- The Indian Space Research Organization’s (ISRO) heaviest rocket Launch Vehicle Mark 3 (LVM3 or GSLV Mark 3) successfully orbited 36 satellites of OneWeb, based in the United Kingdom.
- It was launched as part of the LVM3-M2 / OneWeb India-1 Mission.
- LVM3-M2 is New Space India Limited’s dedicated commercial satellite mission (NSIL).
- NSIL is a Central Public Sector Enterprise under the Government of India’s Department of Space.
GS Paper 3: Achievements of Indians in science & technology
Despite having distinct foundational objectives in their respective fields, the ISRO proved to be more successful than the DRDO. Discuss. (150 words)
Rockets from India
- India currently operates three launch vehicles:
- Polar Satellite Launch Vehicle, or PSLV; The PSLV has been the most widely used, with up to 53 successful missions since 1993.
- Only two PSLV flights have failed.
- Geosynchronous Satellite Launch Vehicle Mk-II; the GSLV Mk-II has been used in 14 missions, four of which have failed.
- Launch Vehicle Mark-3 or LVM3 The LVM3 has flown five times, including the Chandrayaan 2 mission, and has never let ISRO down (RLV). Unlike other rockets, the RLV would not be destroyed in space.
- It can be returned and refurbished for multiple uses.
About the GSLV MKIII (now known as the Launch Vehicle Mark 3):
- The GSLV MkIII is a three-stage vehicle with two solid strap-on motors, one liquid core stage, and a cryogenic upper stage with high thrust.
- GSLV MKIII Characteristics:
- GTO performance capability of 4.3 tonne
- Payload capability ranging from 10 tonne to LEO missions
- A low Earth orbit (LEO) is an orbit that is relatively close to the Earth’s surface, with an altitude ranging from 160 to 2,000 kilometres.
- Greater dependability, operability, and redundancy management
- Future payload growth potential with minimal design changes
- Later, the GSLV MKIII’s payload capability will be increased to 6 tonnes for GTO.
- A satellite in the GTO orbits the Earth once per day (at an altitude of 37,000 km), keeping the satellite in roughly the same area over the ground.
- To support Indian Space Programme manned missions (such as the Gaganyaan mission).
- The Gaganyaan mission will be launched by a human-rated GSLV MkIII.
- The Gaganyaan programme aims to transport three crew members to Low Earth Orbit (LEO) and safely return them to a predetermined location on Earth.

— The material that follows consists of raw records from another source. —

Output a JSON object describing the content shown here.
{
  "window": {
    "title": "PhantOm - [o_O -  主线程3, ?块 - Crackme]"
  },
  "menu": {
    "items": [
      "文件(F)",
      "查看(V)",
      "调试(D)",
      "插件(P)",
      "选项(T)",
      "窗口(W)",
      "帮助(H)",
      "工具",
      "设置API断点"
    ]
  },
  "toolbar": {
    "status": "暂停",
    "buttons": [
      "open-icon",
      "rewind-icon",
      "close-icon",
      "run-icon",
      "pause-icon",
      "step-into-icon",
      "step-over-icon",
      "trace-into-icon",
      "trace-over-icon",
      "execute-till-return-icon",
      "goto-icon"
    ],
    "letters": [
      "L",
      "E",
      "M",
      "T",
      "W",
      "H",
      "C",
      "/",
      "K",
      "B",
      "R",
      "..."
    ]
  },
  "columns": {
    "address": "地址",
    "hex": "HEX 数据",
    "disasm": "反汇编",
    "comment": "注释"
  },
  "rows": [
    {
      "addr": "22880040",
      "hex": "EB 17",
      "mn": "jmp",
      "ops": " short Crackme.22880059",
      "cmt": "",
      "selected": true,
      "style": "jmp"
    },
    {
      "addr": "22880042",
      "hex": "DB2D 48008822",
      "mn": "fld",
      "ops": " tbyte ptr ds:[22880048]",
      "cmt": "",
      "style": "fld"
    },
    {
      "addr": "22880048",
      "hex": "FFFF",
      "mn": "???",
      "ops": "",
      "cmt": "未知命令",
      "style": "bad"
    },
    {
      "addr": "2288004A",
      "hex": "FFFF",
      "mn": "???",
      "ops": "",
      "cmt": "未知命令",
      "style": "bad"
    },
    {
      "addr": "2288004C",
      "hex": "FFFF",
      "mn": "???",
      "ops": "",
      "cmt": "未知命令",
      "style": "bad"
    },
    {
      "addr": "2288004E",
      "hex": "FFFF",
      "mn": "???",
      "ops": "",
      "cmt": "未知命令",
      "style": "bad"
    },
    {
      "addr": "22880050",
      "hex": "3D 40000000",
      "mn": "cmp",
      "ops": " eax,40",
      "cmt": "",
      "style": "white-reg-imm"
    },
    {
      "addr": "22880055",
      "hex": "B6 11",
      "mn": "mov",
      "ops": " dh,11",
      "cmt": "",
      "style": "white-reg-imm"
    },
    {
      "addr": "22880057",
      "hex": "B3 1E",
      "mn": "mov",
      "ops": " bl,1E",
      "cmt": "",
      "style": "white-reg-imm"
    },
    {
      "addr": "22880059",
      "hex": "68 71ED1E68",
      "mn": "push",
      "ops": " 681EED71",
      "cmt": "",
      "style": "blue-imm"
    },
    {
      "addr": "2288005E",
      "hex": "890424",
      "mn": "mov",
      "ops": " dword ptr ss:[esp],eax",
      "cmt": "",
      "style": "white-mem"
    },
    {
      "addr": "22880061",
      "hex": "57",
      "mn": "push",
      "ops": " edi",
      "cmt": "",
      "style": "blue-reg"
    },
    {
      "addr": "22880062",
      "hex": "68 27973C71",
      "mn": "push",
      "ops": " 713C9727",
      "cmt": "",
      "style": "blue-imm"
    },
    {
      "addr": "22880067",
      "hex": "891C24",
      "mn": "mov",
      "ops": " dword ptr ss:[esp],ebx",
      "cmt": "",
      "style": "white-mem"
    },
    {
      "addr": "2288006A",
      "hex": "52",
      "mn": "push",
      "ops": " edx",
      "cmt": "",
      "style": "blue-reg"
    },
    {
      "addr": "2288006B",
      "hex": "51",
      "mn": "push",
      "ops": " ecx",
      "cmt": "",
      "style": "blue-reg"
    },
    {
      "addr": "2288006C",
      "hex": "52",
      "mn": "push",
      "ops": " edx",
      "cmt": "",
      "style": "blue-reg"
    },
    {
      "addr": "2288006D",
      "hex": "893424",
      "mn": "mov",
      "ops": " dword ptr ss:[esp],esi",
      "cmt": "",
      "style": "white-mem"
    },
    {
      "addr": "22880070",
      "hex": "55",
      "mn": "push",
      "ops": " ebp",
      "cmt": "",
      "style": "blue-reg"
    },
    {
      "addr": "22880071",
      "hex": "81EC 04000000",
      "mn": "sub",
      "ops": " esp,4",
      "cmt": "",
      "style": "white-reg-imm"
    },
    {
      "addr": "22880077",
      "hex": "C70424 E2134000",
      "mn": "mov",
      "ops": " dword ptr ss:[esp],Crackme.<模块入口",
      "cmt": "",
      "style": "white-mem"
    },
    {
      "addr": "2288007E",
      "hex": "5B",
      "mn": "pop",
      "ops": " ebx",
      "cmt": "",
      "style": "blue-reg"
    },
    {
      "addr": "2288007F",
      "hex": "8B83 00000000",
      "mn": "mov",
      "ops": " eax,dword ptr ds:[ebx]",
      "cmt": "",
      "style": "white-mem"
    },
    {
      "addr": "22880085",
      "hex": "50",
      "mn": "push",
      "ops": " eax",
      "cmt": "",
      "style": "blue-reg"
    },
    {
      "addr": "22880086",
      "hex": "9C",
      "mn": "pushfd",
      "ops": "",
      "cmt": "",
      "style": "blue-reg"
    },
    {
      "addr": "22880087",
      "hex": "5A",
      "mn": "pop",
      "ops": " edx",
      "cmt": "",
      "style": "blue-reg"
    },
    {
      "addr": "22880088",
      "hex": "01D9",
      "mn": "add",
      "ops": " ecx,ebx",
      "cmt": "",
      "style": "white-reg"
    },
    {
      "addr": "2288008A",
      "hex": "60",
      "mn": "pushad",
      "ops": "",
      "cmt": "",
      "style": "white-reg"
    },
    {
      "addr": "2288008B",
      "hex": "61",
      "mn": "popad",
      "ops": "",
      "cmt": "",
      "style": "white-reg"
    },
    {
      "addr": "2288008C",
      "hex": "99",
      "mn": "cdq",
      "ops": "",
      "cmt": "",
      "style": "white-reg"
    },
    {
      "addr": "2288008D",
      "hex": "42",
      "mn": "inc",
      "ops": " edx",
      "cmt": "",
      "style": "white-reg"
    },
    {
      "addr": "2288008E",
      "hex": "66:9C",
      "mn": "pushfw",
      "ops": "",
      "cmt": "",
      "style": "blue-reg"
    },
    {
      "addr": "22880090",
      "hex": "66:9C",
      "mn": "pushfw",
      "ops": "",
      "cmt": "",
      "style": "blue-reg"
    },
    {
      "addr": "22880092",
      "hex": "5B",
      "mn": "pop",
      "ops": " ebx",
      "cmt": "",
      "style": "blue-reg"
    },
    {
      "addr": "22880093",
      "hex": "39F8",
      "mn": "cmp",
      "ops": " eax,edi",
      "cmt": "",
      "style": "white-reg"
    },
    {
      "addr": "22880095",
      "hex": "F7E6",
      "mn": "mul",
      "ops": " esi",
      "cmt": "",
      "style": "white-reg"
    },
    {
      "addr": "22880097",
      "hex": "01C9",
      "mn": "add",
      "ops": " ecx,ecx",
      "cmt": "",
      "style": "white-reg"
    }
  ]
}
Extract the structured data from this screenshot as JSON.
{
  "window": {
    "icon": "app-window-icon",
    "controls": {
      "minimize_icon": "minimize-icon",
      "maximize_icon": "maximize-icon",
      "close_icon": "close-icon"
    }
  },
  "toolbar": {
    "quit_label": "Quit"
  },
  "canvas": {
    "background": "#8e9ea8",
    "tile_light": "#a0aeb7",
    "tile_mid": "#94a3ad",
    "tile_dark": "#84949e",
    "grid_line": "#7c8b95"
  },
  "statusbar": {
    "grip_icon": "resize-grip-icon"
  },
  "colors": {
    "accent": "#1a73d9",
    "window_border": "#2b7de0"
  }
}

- LVM3, India’s heaviest rocket, placed 36 broadband satellites for a UK-based customer in precise orbits.
- Validated ISRO’s claim as a serious player in the heavy satellite launch market o The LVM3 rocket carried nearly 6 tonnes of payload into lower-Earth orbit during this launch.
- This was the heaviest payload ever delivered into space by an ISRO mission.
- Only a few countries are capable of launching satellites weighing more than 2 tonnes.
- Re-validated the viability of the LVM3 rocket o The flight’s success re-validated the LVM3 rocket’s viability for long-awaited missions such as Gaganyaan, Moon landings, and deep space explorations in the near future.
- Atmanirbharata in heavy satellite launch
- Until recently, ISRO relied on Ariane rockets from Europe to launch its heavy satellites.
- The LVM3 rocket, formerly known as the GSLV Mk-III, is intended to end that reliance.
- Entry into the commercial space market o This was the first foray into the commercial space market by any Indian launch vehicle other than ISRO’s workhorse PSLV.
Despite being one of the leading space-faring countries, India currently accounts for only 2% of the market. o With this, India is expected to increase its market share in this sector